We fanned out from the landing stages at Halifax and Montreal like the tributaries of a river, and disappeared, everyone, into the wilderness. The land swallowed us up, and was hungry for more.
The dominance of the landscape in the lives of the people of Dove River and Caulfield translates itself into the omnipotence of God as the story moves into the wilderness. Outside the settlement, snow hides, reveals and contracts relationships between human characters.
Nature as compensation
To come back to the Weird Fiction genre, an essential feature is the suspending of the laws of nature which are our defence against chaos. In recent release The Summer that Melted Everything, rather than a suspension of the laws of nature to create horror, it is normality, or the expected, turned extreme. From the opening sentence the character of Sol and nature are intertwined:
The heat came with the Devil. It was the summer of 1984, and while the Devil had been invited, the heat had not.
It’s as unsettling as it is familiar. The devil has always been associated with heat, with burning and drought and the presence of dust and degradation in the heat is what gives Sol’s character credibility. Some of the responses I’ve read to Tiffany McDaniel’s novel say that she fails to place the novel in 1984, and even weaker are the passages set in the future of 2055. That, although she tells us it’s set at this time there is little reference to it and apparently it’s of no relevance to the story. However, I’m convinced that, although what these reviewers say is true, it doesn’t impact the story. McDaniel uses landscape and nature to compensate for vague dating. The perfection of the rose petals that the children tape to Sol’s skin, against the backdrop of a scorched suburb is more powerful here than say, a reference to the Reagan era of the larger world. A small town has a small focus and to create claustrophobia in the heat, the town and town’s people must be isolated, the reader equally undistracted.
However, I’m convinced that, although what these reviewers say is true, it doesn’t impact the story. McDaniel uses landscape and nature to compensate for vague dating. The perfection of the rose petals that the children tape to Sol’s skin, against the backdrop of a scorched suburb is more powerful here than say, a reference to the Reagan era of the larger world. A small town has a small focus and to create claustrophobia in the heat, the town and town’s people must be isolated, the reader equally undistracted.

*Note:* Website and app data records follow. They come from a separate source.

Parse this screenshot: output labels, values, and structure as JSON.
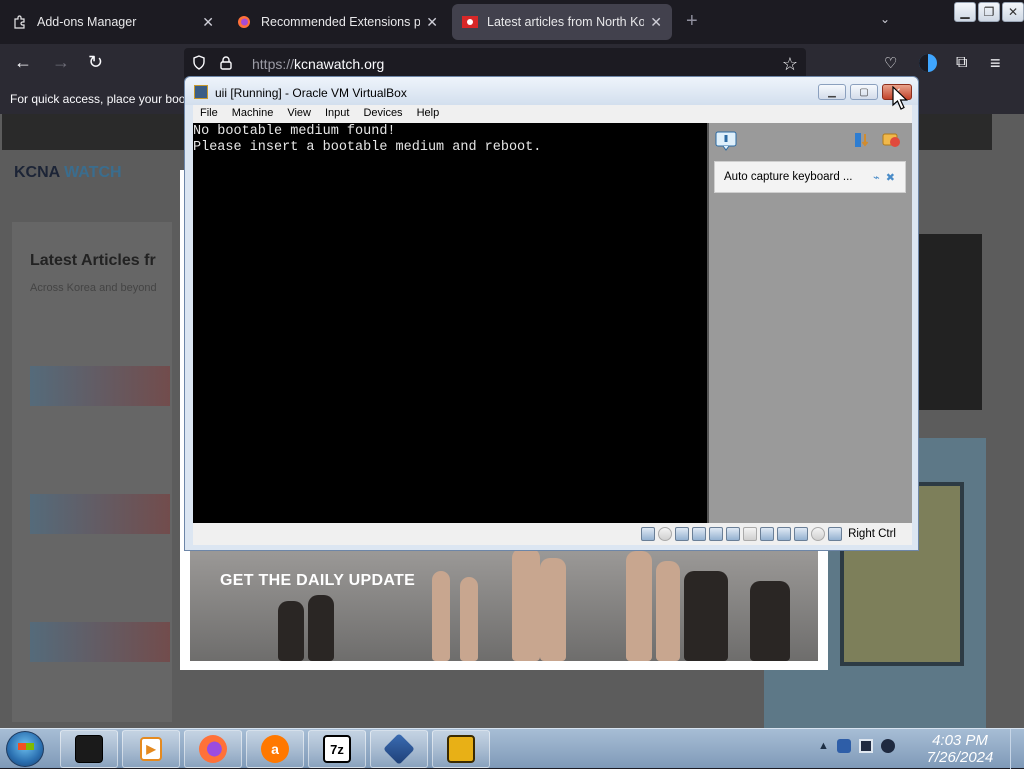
{
  "browser": {
    "tabs": [
      {
        "label": "Add-ons Manager",
        "icon": "puzzle-icon",
        "active": false
      },
      {
        "label": "Recommended Extensions prog",
        "icon": "firefox-icon",
        "active": false
      },
      {
        "label": "Latest articles from North Korea",
        "icon": "kcnawatch-flag-icon",
        "active": true
      }
    ],
    "url_protocol": "https://",
    "url_host": "kcnawatch.org",
    "bookmark_hint": "For quick access, place your book"
  },
  "site": {
    "logo_left": "KCNA",
    "logo_right": "WATCH",
    "section_heading": "Latest Articles fr",
    "section_sub": "Across Korea and beyond",
    "popup_cta": "GET THE DAILY UPDATE"
  },
  "vbox": {
    "title": "uii [Running] - Oracle VM VirtualBox",
    "menu": [
      "File",
      "Machine",
      "View",
      "Input",
      "Devices",
      "Help"
    ],
    "screen_lines": [
      "No bootable medium found!",
      "Please insert a bootable medium and reboot."
    ],
    "notice_text": "Auto capture keyboard ...",
    "host_key": "Right Ctrl"
  },
  "taskbar": {
    "clock_time": "4:03 PM",
    "clock_date": "7/26/2024",
    "items": [
      "terminal-app",
      "media-player",
      "firefox",
      "avast",
      "7zip",
      "virtualbox",
      "app-yellow"
    ]
  }
}
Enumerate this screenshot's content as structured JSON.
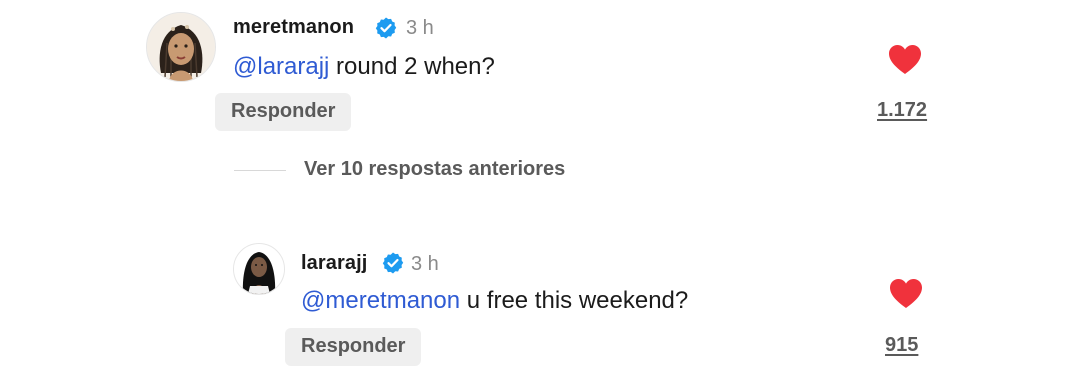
{
  "comments": [
    {
      "username": "meretmanon",
      "time": "3 h",
      "mention": "@lararajj",
      "text": " round 2 when?",
      "reply_label": "Responder",
      "likes": "1.172",
      "verified": true,
      "avatar_icon": "profile-photo-icon"
    },
    {
      "username": "lararajj",
      "time": "3 h",
      "mention": "@meretmanon",
      "text": " u free this weekend?",
      "reply_label": "Responder",
      "likes": "915",
      "verified": true,
      "avatar_icon": "profile-photo-icon"
    }
  ],
  "thread": {
    "view_more_label": "Ver 10 respostas anteriores"
  },
  "colors": {
    "heart": "#f0323c",
    "mention": "#2f5bd3",
    "verified": "#1d9bf0"
  }
}
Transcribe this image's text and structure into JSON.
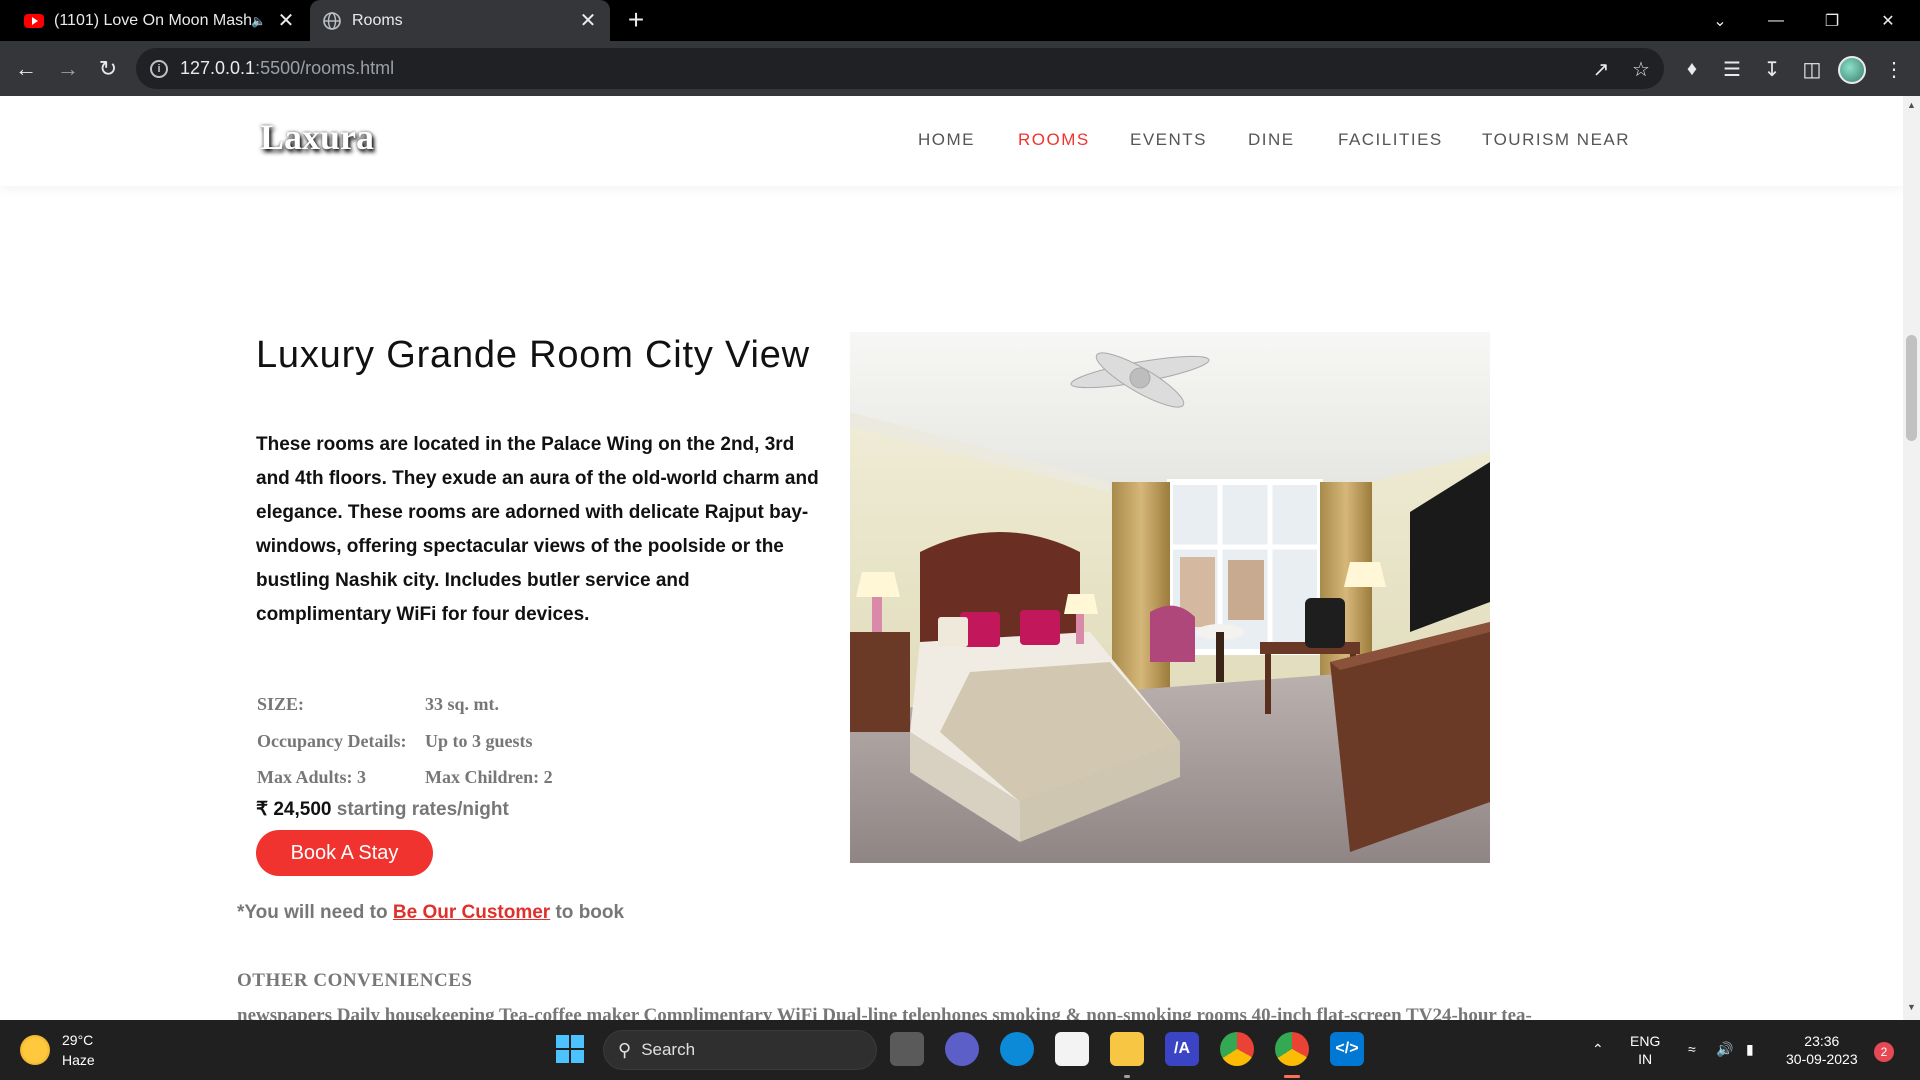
{
  "browser": {
    "tabs": [
      {
        "title": "(1101) Love On Moon Mash",
        "favicon": "youtube-icon",
        "audio": true
      },
      {
        "title": "Rooms",
        "favicon": "globe-icon",
        "active": true
      }
    ],
    "url_host": "127.0.0.1",
    "url_path": ":5500/rooms.html"
  },
  "site": {
    "logo": "Laxura",
    "nav": [
      "HOME",
      "ROOMS",
      "EVENTS",
      "DINE",
      "FACILITIES",
      "TOURISM NEAR"
    ],
    "active_nav": "ROOMS",
    "accent_color": "#f0332e"
  },
  "room": {
    "title": "Luxury Grande Room City View",
    "description": "These rooms are located in the Palace Wing on the 2nd, 3rd and 4th floors. They exude an aura of the old-world charm and elegance. These rooms are adorned with delicate Rajput bay-windows, offering spectacular views of the poolside or the bustling Nashik city. Includes butler service and complimentary WiFi for four devices.",
    "specs": {
      "size_label": "SIZE:",
      "size_value": "33 sq. mt.",
      "occupancy_label": "Occupancy Details:",
      "occupancy_value": "Up to 3 guests",
      "max_adults": "Max Adults: 3",
      "max_children": "Max Children: 2"
    },
    "price_amount": "₹ 24,500",
    "price_suffix": " starting rates/night",
    "book_button": "Book A Stay",
    "note_prefix": "*You will need to ",
    "note_link": "Be Our Customer",
    "note_suffix": " to book",
    "other_heading": "OTHER CONVENIENCES",
    "other_list": "newspapers Daily housekeeping Tea-coffee maker Complimentary WiFi Dual-line telephones smoking & non-smoking rooms 40-inch flat-screen TV24-hour tea-"
  },
  "taskbar": {
    "temperature": "29°C",
    "condition": "Haze",
    "search_placeholder": "Search",
    "lang_top": "ENG",
    "lang_bottom": "IN",
    "time": "23:36",
    "date": "30-09-2023",
    "notifications": "2"
  }
}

So hopefully I’ve convinced you that nature writing and fiction aren’t strangers, they’re sisters, sharing clothes and holding hands. Looking at the way nature is handled can help us to define the genre of a book—only if we need to!
But it can also be subverted, as in The Summer that Melted Everything. Human experience of nature, whether urban or wild, creates characters but it also creates writers. Hurley continues to write about his native Lancashire, like many writers he’s inspired to explore the past and the characteristics of the someplace that he is experiencing. Is that so different to the motive of a contemporary nature writer?